I have been campaigning to see the stake that can be wagered on fixed odds betting terminals (FOBTs) reduced from £100 to £2 since I was first elected to parliament in 2015.
My interest in the machines and the damage they were doing peaked when I found out that constituents visiting my office for food parcels to feed their children were then seen pumping money into machines in the local bookmakers.
With over 33,000 FOBTs located in betting shops up and down the country, all allowing gamblers to part with up to £100 every 20 seconds, the potential danger for individuals and wider communities is acute. These machines are an addictive blight on our high streets – highly profitable for the bookmakers but highly dangerous for those cursed with a compulsion to play. They are responsible for people losing not only vast sums of money, but in some cases their homes, jobs, families and, sadly for some, even their lives.
As chair of the all-party parliamentary group (APPG) on FOBTs, I have championed this cause tirelessly and passionately. I have spoken regularly about the need to act in the public interest and protect the most vulnerable in our society by significantly reducing the £100 stake.
The government had been reluctant to look at the FOBT stake but finally issued a call for evidence and consultation in October 2017 after much pressure from the APPG and others.
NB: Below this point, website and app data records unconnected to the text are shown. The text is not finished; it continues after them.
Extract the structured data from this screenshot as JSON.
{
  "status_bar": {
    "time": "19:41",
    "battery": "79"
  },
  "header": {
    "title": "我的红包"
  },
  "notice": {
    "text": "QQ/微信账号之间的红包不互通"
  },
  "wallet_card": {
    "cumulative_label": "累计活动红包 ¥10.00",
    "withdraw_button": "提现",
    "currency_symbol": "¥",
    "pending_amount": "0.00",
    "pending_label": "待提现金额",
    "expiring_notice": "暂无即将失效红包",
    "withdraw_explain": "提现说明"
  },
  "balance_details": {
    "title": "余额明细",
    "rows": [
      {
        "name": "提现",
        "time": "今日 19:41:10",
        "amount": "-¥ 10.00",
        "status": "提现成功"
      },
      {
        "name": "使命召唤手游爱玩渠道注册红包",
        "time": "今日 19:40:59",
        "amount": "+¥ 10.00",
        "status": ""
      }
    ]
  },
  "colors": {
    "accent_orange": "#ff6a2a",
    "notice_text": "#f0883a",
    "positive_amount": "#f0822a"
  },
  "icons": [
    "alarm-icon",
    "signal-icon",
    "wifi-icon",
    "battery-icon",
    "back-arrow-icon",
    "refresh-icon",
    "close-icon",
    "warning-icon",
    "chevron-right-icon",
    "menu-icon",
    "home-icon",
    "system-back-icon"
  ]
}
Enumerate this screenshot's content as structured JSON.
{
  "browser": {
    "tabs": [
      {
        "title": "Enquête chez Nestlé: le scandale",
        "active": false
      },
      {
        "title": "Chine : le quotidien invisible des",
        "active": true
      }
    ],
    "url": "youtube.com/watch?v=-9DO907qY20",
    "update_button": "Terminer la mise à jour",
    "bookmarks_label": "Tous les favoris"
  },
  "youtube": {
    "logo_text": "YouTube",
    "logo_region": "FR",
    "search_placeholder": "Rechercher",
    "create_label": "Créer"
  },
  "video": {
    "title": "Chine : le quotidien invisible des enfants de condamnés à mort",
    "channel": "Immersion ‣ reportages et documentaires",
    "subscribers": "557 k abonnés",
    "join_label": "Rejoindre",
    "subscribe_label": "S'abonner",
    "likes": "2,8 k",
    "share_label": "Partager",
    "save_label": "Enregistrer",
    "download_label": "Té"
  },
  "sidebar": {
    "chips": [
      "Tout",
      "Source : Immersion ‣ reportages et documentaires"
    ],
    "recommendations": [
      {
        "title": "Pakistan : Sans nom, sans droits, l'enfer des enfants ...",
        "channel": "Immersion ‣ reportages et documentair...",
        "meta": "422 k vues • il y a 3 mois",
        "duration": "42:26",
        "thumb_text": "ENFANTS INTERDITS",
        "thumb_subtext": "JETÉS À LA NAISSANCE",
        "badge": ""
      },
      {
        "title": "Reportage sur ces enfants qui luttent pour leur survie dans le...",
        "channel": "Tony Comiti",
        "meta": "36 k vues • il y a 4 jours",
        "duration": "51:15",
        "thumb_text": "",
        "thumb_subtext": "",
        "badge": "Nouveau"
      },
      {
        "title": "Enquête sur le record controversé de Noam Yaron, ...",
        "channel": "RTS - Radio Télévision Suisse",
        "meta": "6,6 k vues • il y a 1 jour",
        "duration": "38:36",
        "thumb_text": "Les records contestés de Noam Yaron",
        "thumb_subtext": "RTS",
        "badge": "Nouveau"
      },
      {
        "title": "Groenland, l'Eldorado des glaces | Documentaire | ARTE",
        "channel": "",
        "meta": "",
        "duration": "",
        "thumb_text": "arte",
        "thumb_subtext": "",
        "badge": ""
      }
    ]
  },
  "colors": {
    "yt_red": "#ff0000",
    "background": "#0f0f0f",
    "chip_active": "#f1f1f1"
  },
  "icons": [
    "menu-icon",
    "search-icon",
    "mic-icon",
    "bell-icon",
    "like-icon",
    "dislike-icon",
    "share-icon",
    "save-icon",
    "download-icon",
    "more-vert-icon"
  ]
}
It is now clear that the case for a stake reduction to £2 is overwhelming.
FOBTs have come under widespread criticism for encouraging high-stakes gambling and exposing people to the risk of the associated harm. Problem gambling affects 430,000 people in the UK annually. As well as this being a tragedy for gamblers themselves and their families, a recent report by well-respected economics think tank the Centre for Economic and Business Research (CEBR) showed that problem gambling also carries a huge economic and societal cost. It estimates that the cost to the UK is £1.5bn a year when the impact of gambling on wider social welfare is taken into account. This includes areas such as employment, mental health and financial stability.
Beyond this, FOBTs are also causing considerable concern in other areas of society. They are known to be responsible for driving violent crime and are also a commonly-used source for money laundering.
Almost two years after the APPG on FOBTs was first established, I continue to put pressure on the government to do the right thing. Most recently, I have written to the Chancellor and the Prime Minister, along with over 30 other parliamentarians, calling again for the stake to be reduced to £2. I will keep on championing this cause until there is a positive step that sees stakes reduced, which in turn will improve the outlook for those addicted to gambling, their families and society as a whole.
Carolyn Harris is MP for Swansea East and shadow minister for women and equalities and home affairs. She is standing to be deputy leader of the Welsh Labour Party.
This piece was commissioned by guest editor Diane Abbott.